BEGIN

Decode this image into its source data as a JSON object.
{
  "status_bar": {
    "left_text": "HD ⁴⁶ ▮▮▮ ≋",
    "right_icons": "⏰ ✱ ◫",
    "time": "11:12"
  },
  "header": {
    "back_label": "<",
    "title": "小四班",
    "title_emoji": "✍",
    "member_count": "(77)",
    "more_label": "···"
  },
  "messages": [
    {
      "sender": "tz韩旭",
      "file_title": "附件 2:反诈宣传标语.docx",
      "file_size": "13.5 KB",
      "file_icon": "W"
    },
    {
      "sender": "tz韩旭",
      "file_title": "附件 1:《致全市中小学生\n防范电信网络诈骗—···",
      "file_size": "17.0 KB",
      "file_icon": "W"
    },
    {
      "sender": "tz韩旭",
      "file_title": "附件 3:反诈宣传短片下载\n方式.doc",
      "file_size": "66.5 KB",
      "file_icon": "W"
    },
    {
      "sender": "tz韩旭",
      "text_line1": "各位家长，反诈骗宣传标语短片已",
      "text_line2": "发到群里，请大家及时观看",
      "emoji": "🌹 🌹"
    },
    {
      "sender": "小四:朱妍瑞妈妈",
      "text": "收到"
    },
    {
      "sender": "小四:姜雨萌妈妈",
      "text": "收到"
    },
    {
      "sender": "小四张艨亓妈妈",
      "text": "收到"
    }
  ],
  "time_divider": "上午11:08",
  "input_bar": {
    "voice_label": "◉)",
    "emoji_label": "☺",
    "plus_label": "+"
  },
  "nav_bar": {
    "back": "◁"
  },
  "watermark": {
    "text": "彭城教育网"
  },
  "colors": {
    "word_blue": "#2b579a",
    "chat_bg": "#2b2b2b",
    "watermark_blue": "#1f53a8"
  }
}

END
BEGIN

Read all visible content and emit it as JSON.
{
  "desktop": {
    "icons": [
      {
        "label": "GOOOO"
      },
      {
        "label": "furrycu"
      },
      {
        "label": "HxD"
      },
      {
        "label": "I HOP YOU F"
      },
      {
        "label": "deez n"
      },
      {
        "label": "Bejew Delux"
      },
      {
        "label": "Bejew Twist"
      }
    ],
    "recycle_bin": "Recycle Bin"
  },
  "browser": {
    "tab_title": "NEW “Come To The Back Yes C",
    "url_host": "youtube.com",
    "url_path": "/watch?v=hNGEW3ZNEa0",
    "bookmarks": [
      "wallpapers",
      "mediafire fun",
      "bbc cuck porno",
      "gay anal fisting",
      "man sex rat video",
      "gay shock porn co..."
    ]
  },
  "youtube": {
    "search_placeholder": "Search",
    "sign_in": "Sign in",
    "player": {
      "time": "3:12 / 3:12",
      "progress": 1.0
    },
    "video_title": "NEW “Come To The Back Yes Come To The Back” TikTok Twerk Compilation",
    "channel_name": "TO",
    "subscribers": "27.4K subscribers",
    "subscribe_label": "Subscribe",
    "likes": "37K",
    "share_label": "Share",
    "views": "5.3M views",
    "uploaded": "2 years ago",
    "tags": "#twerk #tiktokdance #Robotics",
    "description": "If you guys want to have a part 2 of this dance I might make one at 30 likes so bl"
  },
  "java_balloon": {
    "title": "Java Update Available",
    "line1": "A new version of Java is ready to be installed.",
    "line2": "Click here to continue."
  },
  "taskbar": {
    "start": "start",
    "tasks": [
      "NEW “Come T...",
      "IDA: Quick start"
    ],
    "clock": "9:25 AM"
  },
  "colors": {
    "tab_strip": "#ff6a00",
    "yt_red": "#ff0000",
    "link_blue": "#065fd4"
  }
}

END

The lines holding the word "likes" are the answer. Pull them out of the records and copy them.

    "likes": "37K",
    "description": "If you guys want to have a part 2 of this dance I might make one at 30 likes so bl"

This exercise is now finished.